Physics major Grace Maglieri (C'19) won two awards from the Clare Booth Luce Program to support her research into solvatochromatic dyes. (Photo courtesy Grace Maglieri)
October 1, 2018 — Grace Maglieri (C’19) has been awarded both a summer research award and an academic year research scholarship from the Clare Boothe Luce Program, which supports women conducting research in the natural sciences.
Maglieri, a Ridgefield, Conn. native, is the only Georgetown undergraduate to win a 2018 Luce Program award. Four other Georgetown students received Luce Program honors, all graduate students in the Department of Chemistry: Jeneffer England, Dorothy Jones, Taylor Watts, and Jen Werner.

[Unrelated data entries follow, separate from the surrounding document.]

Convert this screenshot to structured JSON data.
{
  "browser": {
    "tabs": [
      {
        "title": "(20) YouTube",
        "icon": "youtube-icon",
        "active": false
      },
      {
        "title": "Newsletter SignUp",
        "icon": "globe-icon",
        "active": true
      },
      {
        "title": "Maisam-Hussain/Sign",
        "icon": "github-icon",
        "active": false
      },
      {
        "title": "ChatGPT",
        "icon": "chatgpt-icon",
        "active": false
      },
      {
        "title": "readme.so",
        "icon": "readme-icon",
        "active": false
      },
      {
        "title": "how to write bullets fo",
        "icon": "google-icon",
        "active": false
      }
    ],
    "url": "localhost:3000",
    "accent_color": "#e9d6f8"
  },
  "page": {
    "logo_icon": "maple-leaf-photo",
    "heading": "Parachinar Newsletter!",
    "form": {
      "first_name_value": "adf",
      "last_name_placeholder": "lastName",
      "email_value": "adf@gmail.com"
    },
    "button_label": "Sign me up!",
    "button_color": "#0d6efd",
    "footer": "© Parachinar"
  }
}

We caught up with Maglieri, who also has a minor in Russian, to discuss her time on the Hilltop, her research on using dyes to identify chemical interactions, and her goals for the future.
How did you find Georgetown?
I found Georgetown during my college search because it had strong programs in the physics and Russian departments. I felt it would be the right environment for me when I visited, and I appreciated the idea of a supportive college community. I was also able to speak with the physics department, and I was eager to learn in that setting.
How did you find out about the CBL Program?
I had been participating in the Georgetown Undergraduate Research Opportunities Program (GUROP), and I wished to continue working in my most recent field of research over the summer. Professor Edward Van Keuren, in whose lab I worked, nominated me for the CBL Program as a Clare Boothe Luce Summer Research Scholar to support my continued research over the summer.
During the summer, with the support of Professor Van Keuren and Professor Amy Liu, I received the Clare Boothe Luce Scholarship for 2018-2019. GUROP Director Sonia Jacobson helped by submitting materials and relaying information on the decisions of the Luce Program.
Tell us about your research.
Throughout the summer and this upcoming academic year, I am conducting research in the Van Keuren Lab with Professor Van Keuren. My research uses solvatochromic dyes to calculate parameters of interaction for solvents, polymers, and powders, in order to predict interactions between these chemicals and choose components for optimal dispersion.
How do you expect this award to help your research career?
Thanks to the support of the Clare Boothe Luce Summer Research Scholarship, I was able to continue this research over the summer and through my senior year. By the end of that time, I hope to have a strong foothold in the research, having obtained data that will focus my efforts for my senior thesis. I will have the benefit of a more comprehensive research experience to prepare me for the future.
What are your future plans?
I intend to attend a Ph.D. program in physics and to pursue a career in research.